Let’s continue to look at the setter function, where the key is dep.notify().

Dep.prototype.notify = function notify() {
// stabilize the subscriber list first
var subs = this.subs.slice();
for (var i = 0, l = subs.length; i < l; i++) {

It is not difficult to understand. Dep notifies all the subscribers in its subscriber list (subs) to update. The so-called subscribers are all Watchers, and subs[i].update() calls Watcher.prototype.update.

Now let’s see what the update of the Watcher does -

Watcher.prototype.update = function update() {
if (this.lazy) {
this.dirty = true;
} else if (this.sync) {;
} else {

Here I think there are two points worth expanding, so let’s dig some holes 😂

  • Hole 1: If it is not updated synchronously here, it will go to queueWatcher. We will talk about asynchronous updates later. At the same time, it also reduces the difficulty of understanding here. In short, knowing that queueWatcher will run run after a series of operations is enough.
  • Hole 2: The cb function of the Watcher may handle watch, computed, and component update functions. The component update function is particularly important, and the Vue page update is also performed here. So it is also worth expanding here. To reduce the difficulty of understanding, just know that the update is triggered here, and we will talk about the update method later.
  • Hole 3: It can be seen that when lazy is true, the following steps are not executed, only the data update is marked, and the new value is calculated when the value is retrieved next time. = function run() {
if ( {
var value = this.get();
if (
value !== this.value ||
// Deep watchers and watchers on Object/Arrays should fire even
// when the value is the same, because the value may
// have mutated.
isObject(value) ||
) {
// set new value
var oldValue = this.value;
this.value = value;
if (this.user) {
try {, value, oldValue);
} catch (e) {
handleError(e, this.vm, 'callback for watcher "' + this.expression + '"');
} else {, value, oldValue);
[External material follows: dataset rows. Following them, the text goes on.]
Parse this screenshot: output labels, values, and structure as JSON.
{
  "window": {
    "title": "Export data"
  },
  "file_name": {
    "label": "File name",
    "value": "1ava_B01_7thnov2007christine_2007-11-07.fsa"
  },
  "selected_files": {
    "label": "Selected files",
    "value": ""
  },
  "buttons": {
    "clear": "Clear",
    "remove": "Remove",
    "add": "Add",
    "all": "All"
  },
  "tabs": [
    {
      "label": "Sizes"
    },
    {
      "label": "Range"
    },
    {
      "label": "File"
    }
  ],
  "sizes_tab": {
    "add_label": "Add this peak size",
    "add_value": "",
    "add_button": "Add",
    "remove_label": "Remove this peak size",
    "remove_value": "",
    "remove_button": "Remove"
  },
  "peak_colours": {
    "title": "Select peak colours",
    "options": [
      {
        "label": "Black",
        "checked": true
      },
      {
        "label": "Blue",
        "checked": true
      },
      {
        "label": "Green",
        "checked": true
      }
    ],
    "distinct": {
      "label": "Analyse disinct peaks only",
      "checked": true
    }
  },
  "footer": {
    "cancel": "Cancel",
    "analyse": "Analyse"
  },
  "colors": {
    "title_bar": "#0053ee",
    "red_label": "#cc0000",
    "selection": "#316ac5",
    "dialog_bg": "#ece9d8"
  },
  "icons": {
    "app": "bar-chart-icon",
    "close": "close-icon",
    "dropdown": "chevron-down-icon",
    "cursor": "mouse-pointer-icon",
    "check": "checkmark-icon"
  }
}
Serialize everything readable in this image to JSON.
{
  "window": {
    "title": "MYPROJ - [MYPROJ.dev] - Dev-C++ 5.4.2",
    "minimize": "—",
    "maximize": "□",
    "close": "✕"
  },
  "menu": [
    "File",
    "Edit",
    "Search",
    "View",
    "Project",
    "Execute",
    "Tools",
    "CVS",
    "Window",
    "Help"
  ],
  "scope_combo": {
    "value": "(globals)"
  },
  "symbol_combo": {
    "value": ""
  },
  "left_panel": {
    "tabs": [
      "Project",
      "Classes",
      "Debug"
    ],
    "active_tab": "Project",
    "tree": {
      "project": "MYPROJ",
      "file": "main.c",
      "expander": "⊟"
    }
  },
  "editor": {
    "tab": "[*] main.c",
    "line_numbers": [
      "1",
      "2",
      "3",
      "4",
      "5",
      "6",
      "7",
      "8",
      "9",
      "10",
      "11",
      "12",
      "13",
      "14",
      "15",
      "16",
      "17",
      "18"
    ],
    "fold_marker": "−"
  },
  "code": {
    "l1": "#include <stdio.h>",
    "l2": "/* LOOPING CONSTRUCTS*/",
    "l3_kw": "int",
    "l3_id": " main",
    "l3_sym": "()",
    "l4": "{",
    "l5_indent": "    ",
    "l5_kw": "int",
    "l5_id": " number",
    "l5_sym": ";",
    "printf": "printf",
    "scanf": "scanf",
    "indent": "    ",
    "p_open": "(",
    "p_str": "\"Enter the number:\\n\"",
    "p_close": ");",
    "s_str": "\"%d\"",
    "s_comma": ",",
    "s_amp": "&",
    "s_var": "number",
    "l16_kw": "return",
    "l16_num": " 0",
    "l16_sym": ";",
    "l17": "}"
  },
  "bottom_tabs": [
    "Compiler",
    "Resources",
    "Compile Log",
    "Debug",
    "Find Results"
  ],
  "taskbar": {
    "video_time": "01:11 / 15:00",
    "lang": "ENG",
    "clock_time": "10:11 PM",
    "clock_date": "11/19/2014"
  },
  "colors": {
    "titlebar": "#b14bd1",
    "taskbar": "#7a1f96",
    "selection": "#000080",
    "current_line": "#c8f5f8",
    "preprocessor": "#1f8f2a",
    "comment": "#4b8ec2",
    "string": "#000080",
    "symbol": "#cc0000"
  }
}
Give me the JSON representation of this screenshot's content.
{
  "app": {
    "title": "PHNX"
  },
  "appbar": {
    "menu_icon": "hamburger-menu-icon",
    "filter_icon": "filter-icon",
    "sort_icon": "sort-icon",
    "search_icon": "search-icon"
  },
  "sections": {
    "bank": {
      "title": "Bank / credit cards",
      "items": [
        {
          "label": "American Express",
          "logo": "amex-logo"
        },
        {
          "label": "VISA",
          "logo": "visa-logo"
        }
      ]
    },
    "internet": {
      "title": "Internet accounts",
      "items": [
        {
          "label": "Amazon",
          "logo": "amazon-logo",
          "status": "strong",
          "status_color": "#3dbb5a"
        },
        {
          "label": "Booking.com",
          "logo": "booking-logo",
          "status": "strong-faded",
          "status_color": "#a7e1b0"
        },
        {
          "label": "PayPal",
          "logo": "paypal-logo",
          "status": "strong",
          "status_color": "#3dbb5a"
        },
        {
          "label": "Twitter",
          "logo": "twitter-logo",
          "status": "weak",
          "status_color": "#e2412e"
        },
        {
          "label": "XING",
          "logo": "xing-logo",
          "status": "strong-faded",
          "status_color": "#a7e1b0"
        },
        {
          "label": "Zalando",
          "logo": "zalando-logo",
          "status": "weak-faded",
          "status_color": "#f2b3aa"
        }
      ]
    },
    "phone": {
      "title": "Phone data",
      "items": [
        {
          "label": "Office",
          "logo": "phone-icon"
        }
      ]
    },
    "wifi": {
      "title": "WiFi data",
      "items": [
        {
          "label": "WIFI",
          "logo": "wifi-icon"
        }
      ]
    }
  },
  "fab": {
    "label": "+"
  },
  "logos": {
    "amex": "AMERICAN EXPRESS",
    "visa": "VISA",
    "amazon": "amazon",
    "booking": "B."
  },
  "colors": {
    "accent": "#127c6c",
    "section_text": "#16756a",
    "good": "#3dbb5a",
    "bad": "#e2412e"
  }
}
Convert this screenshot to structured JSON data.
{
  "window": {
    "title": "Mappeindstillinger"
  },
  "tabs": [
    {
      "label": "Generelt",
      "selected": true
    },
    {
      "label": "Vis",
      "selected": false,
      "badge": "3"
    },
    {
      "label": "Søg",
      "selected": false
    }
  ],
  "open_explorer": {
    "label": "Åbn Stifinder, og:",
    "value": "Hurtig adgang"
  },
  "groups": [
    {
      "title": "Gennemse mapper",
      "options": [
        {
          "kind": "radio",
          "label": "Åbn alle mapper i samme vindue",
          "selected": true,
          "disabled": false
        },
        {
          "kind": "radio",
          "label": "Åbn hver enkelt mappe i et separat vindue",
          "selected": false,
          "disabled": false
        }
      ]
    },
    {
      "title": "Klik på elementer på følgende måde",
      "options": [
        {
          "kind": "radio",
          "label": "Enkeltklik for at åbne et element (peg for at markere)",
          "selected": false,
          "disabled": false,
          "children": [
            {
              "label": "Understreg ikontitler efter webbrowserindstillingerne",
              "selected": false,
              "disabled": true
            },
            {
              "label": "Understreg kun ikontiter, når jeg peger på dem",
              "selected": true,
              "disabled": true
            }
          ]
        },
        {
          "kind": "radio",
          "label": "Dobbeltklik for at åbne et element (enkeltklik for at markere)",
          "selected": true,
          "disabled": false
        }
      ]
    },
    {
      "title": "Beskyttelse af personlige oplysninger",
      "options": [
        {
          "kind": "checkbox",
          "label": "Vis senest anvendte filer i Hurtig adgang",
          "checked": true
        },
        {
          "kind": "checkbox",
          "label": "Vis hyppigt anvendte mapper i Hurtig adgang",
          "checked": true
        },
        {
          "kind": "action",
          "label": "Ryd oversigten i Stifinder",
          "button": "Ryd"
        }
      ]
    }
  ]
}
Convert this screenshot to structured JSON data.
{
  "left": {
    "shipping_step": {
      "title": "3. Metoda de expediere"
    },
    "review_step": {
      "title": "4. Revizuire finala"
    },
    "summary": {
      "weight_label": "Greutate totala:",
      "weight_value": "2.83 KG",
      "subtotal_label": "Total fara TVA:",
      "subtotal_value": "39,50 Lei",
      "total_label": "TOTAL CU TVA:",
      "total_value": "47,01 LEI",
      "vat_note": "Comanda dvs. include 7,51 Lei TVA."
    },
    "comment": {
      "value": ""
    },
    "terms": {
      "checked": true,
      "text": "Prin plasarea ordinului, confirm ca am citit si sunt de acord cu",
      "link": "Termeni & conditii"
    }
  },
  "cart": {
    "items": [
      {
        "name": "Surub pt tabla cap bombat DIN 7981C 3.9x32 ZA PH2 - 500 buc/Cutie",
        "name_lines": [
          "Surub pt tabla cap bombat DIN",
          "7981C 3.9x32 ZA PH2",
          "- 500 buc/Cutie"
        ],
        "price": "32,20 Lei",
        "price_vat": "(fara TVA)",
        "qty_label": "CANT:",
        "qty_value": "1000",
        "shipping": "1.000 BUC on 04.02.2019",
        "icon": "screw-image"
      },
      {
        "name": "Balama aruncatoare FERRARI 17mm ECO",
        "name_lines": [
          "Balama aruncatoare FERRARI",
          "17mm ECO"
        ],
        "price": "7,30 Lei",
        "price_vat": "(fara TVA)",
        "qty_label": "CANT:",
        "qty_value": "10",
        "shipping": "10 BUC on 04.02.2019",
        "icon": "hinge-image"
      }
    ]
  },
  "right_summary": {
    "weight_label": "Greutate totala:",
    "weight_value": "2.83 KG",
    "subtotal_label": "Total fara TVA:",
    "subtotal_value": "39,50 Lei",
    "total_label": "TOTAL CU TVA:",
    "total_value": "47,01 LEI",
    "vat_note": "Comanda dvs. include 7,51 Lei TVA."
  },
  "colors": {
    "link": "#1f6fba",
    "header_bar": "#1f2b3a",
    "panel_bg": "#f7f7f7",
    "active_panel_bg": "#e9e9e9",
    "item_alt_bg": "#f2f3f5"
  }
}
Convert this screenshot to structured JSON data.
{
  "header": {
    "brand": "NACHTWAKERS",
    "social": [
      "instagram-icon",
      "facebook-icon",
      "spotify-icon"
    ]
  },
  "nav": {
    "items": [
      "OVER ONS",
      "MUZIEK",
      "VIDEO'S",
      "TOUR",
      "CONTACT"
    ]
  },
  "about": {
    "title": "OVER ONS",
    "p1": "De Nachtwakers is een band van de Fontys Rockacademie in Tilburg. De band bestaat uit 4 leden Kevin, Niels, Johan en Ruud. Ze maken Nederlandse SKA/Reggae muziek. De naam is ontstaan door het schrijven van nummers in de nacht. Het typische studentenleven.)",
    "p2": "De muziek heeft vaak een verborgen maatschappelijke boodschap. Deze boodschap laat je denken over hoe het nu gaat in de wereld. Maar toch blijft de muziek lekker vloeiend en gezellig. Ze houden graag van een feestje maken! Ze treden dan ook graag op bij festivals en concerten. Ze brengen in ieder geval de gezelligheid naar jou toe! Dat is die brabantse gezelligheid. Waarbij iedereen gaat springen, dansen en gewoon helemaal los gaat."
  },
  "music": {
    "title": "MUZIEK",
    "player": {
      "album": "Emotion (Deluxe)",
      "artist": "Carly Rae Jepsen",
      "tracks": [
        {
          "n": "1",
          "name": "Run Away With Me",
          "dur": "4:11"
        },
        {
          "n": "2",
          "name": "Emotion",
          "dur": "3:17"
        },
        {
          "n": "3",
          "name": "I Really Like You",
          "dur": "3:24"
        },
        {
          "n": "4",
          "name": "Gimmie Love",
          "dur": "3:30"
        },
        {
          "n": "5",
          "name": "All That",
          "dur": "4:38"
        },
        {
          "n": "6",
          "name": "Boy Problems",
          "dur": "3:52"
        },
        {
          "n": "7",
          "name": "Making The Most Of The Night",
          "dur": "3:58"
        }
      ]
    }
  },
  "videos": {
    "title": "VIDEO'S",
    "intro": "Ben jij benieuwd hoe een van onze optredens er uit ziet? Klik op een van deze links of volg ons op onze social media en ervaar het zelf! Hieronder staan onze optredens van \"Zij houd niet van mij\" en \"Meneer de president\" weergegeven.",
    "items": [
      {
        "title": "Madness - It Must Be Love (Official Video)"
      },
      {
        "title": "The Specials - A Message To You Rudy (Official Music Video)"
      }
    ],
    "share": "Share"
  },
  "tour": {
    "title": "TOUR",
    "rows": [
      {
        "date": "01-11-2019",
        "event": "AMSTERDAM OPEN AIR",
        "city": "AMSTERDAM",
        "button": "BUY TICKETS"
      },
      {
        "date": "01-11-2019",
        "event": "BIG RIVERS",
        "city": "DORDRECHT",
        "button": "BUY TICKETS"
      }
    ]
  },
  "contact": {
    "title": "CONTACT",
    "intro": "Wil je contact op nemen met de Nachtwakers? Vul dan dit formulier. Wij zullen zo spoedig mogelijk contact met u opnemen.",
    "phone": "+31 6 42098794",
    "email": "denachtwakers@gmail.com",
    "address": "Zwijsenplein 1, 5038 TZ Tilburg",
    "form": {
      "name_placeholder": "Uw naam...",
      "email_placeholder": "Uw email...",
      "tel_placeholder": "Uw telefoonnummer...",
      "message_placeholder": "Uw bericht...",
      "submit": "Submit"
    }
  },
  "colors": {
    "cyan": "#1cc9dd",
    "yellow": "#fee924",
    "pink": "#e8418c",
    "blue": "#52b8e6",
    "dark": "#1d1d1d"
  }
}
The focus of this code is on the setting of in the get method (specifically in the path run -> get -> pushTarget).

Because only when exists, the Dep.prototype.depend can truly take effect when the callback function cb is called (for example, the page rendering function is a typical Watcher cb). After that, the logic goes back to accessing the reactive data, and everything is connected! It forms a closed loop (funny)! This is the answer to the lingering issue of depend() mentioned above.


  • Dep is associated with data and represents that the data can be a dependency.
  • Watcher has three types: watch, computed, and rendering function. These functions can be subscribers to dependencies.
  • Observer is an entry point for handling Dep and recursively processing reactive data.
  • The callback function of Watcher sets before using reactive data.
  • In the getter function of reactive data, the caller is identified through, and a subscriber-dependency relationship is established.
  • In the setter function of reactive data, the subs are traversed to notify all subscribers of the data update.
  • When the subscriber is a view update function (updateComponent -> _update), users can see the page update when the reactive data is updated, thus achieving reactive update effects.

Although this algorithm is not difficult to understand in general, there are actually many other mechanisms that work together with this algorithm to form the complete Vue. For example, the update queue and the implementation of the component update function mentioned above are also worth studying.

In addition, there are more small details in the code, which I leave for those who are interested to explore on their own.

PS. Due to my limited expression ability and the curse of knowledge, I am not sure if this text can really explain the Vue reactive principle clearly. If there is anything you don’t understand, please feel free to ask in the comments. Thank you all 💡

The only reference link: Vue.js